For the first quarter of the book, we see Sandra and her world through the eyes of her daughter, Josée. To Josée, Sandra is everything. She is her happiness, her world. She is even everything a person should never be to one who loves them so completely: not enough. Never enough. She is Josée’s life and is far removed from it at the same time. Years skip back and forth like a record warped and we see the daughter’s perspective change as she awakens sexually and moves away from the relatively constricted world of her parents.
The remaining three-quarters of the book are from the mind of her husband, Paul-Francois (PF, as he’s called more often than not). For the bulk of their lives, Sandra and PF have flitted in and out of each other’s circles, coming together, clashing, moving apart and finding one another all over again. With no destination in mind, PF drives for nearly 200 pages through Quebec back roads into Montreal with Sandra as a disembodied voice sitting in the backseat of his car. We see the many ways and many places they might have met for the first time; we witness the crimes PF has struggled to process as Chief of Police, watched him struggle through an interrogation as thoughts of Sandra and her ordeal rifle through his head. PF is a complex man, a difficult to understand man as we cycle through the different epochs of his life and the varied measure of a man he has built himself into, and all of it to service the memory of the woman he loved for most of his life.

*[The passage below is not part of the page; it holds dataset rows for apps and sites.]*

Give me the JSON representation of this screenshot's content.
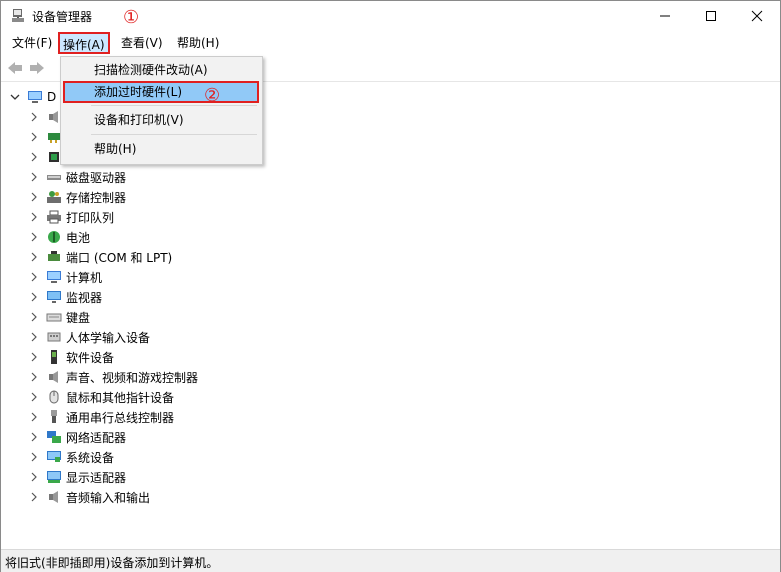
{
  "window": {
    "title": "设备管理器",
    "icon": "device-manager-icon"
  },
  "menubar": {
    "file": "文件(F)",
    "action": "操作(A)",
    "view": "查看(V)",
    "help": "帮助(H)"
  },
  "tree": {
    "root_label": "D",
    "items": [
      {
        "label": "",
        "icon": "audio-io-icon"
      },
      {
        "label": "",
        "icon": "network-card-icon"
      },
      {
        "label": "",
        "icon": "processor-icon"
      },
      {
        "label": "磁盘驱动器",
        "icon": "disk-drive-icon"
      },
      {
        "label": "存储控制器",
        "icon": "storage-controller-icon"
      },
      {
        "label": "打印队列",
        "icon": "printer-icon"
      },
      {
        "label": "电池",
        "icon": "battery-icon"
      },
      {
        "label": "端口 (COM 和 LPT)",
        "icon": "port-icon"
      },
      {
        "label": "计算机",
        "icon": "computer-icon"
      },
      {
        "label": "监视器",
        "icon": "monitor-icon"
      },
      {
        "label": "键盘",
        "icon": "keyboard-icon"
      },
      {
        "label": "人体学输入设备",
        "icon": "hid-icon"
      },
      {
        "label": "软件设备",
        "icon": "software-device-icon"
      },
      {
        "label": "声音、视频和游戏控制器",
        "icon": "speaker-icon"
      },
      {
        "label": "鼠标和其他指针设备",
        "icon": "mouse-icon"
      },
      {
        "label": "通用串行总线控制器",
        "icon": "usb-icon"
      },
      {
        "label": "网络适配器",
        "icon": "network-adapter-icon"
      },
      {
        "label": "系统设备",
        "icon": "system-device-icon"
      },
      {
        "label": "显示适配器",
        "icon": "display-adapter-icon"
      },
      {
        "label": "音频输入和输出",
        "icon": "audio-io-icon"
      }
    ]
  },
  "dropdown": {
    "scan": "扫描检测硬件改动(A)",
    "add_legacy": "添加过时硬件(L)",
    "printers": "设备和打印机(V)",
    "help": "帮助(H)"
  },
  "annotations": {
    "step1": "①",
    "step2": "②"
  },
  "statusbar": {
    "text": "将旧式(非即插即用)设备添加到计算机。"
  },
  "colors": {
    "highlight": "#91c9f7",
    "menu_active": "#cce8ff",
    "annotation_red": "#e02020"
  }
}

Sandra. The mother, the musician with the Montreal Symphony Orchestra who lost a foot to cancer—a procedure which the book itself, mirrored through the ones she uses to propel herself through life, uses as a crutch by which the story circles at all times. She’s an enigma—difficult to love, impossible to forget, and by the last pages of the book, someone you wish you could get to know for even a few pages more.
The story is not always clear, and in some cases the diction proves difficult in establishing a rhythm, but Sandra Beck is further evidence that some of the best work, the most experimental work, is coming out of Canada these days. I’ve been torn as to whether or not I should recommend this book, knowing full well that it has a very specific audience and is most certainly not for everybody. But in the end I have to throw my weight behind this title. It really is like no other, and in getting to know Sandra through the people that loved her, I feel like I’ve seen more deeply into the heart of a character than any I’ve read in a very long time.